Lee lives in northern Vermont with his third wife. He is also a regular on Melnick in the Afternoon with Mitch Melnick at TSN 690 sports radio in Montreal in a segment called “Answers from Space”. In 2007, Lee was featured in High Times, a counterculture, pro-marijuana magazine. He also makes frequent appearances on Sports Overnight America, a nationally syndicated radio program hosted by Gerrie Burke (a long time friend) out of San Francisco.
He is also a regular coach/pro at the annual Red Sox Baseball Fantasy Camp run by the Red Sox Organization in Florida at the team’s Spring Training Facility.
Lee was inducted into the Baseball Reliquary’s Shrine of the Eternals in 2000.
Lee recently released his own wine label, “Spaceman Red” wine, a California syrah, cabernet and petite sirah blend, produced with winemaker friend Geoff Whitman, and distributed in Massachusetts, Rhode Island, Vermont, Maine, and New Hampshire. In 2004, he released a beer in partnership with Vermont’s Magic Hat Brewing Company. Called Spaceman Ale, it is no longer in production.
Spaceman: A Baseball Odyssey
In 2003, filmmakers Brett Rapkin and Josh Dixon joined Lee on a barnstorming trip to Cuba, gathering footage for the documentary film Spaceman: A Baseball Odyssey. The film premiered at the 2006 SILVERDOCS AFI/Discovery Channel Documentary Festival and later on the New England Sports Network and MLB Network. It is distributed across North America by Hart Sharp Video.
Spaceman (2016 film)
Spaceman is a biographical film about Lee written and directed by Brett Rapkin and starring Josh Duhamel as Lee.

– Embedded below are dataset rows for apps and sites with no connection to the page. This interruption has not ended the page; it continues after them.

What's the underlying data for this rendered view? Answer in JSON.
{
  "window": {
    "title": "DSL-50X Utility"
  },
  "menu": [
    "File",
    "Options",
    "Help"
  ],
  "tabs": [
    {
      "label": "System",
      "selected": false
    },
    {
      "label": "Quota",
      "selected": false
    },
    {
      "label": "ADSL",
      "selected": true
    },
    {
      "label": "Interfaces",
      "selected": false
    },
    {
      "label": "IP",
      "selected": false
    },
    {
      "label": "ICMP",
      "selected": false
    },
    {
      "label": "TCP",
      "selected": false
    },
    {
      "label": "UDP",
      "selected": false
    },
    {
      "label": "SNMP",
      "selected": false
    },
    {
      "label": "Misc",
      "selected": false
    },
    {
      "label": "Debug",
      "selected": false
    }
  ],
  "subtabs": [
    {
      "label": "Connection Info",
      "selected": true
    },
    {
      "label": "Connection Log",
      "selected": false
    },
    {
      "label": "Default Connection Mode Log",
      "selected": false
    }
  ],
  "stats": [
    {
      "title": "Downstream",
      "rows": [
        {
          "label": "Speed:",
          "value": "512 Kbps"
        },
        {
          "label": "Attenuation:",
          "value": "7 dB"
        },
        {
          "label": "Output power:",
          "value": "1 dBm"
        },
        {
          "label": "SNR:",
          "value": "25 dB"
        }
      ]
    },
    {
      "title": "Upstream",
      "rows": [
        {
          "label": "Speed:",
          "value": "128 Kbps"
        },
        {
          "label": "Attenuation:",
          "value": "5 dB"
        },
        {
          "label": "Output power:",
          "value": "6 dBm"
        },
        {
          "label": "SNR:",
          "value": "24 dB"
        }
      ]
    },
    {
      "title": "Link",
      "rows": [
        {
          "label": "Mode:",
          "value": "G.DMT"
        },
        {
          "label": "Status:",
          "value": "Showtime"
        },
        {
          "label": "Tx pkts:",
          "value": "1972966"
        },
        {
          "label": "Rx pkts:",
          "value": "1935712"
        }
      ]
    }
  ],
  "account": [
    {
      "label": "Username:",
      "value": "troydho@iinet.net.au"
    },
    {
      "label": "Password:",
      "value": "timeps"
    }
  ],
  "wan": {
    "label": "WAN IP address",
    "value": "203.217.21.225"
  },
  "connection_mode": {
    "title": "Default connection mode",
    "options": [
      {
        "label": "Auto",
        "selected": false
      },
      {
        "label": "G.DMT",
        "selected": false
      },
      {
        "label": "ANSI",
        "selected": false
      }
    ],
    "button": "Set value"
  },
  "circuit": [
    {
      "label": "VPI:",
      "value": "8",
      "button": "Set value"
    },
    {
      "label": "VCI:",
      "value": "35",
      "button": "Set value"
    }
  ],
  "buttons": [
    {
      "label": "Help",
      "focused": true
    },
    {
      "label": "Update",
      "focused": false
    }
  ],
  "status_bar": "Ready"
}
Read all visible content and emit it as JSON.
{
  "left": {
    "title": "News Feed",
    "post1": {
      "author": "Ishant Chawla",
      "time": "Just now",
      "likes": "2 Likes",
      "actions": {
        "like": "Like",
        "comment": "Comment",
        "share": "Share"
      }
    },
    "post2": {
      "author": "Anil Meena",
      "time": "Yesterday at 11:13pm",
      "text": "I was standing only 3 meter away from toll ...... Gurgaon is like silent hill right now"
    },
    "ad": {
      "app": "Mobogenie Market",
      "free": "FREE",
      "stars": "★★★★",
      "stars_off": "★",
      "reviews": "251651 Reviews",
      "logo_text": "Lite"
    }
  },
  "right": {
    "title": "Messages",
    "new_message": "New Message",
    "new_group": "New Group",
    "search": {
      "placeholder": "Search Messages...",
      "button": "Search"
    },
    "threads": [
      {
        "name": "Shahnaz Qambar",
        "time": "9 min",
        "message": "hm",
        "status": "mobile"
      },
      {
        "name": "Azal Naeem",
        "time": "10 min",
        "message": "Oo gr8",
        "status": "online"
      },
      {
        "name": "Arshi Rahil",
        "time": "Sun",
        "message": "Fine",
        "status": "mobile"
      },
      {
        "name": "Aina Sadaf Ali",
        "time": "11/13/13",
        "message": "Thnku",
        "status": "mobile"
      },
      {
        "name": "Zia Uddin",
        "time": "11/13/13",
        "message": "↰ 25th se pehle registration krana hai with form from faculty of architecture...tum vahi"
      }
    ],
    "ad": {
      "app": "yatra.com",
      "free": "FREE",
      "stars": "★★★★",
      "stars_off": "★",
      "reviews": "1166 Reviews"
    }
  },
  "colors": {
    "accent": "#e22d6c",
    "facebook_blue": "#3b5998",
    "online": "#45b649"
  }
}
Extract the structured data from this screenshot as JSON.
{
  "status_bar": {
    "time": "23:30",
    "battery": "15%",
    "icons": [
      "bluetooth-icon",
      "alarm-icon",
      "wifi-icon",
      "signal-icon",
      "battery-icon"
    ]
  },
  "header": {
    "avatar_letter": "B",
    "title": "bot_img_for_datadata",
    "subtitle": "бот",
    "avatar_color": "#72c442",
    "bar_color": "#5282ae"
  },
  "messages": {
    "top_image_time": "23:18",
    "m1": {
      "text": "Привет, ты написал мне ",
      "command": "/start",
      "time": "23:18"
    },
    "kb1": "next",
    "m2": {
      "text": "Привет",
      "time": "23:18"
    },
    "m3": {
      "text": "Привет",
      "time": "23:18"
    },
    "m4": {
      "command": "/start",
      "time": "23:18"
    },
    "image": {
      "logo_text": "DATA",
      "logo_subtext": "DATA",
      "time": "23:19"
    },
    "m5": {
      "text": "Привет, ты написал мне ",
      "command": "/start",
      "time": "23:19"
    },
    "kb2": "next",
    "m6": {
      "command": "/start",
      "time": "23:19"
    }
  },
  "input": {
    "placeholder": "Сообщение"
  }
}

In 1988, Lee was the Rhinoceros Party presidential candidate running on a platform of bulldozing the Rocky Mountains so Alberta could receive a few extra minutes of sunlight and banning guns and butter. His slogan was “No guns, no butter. Both can kill.”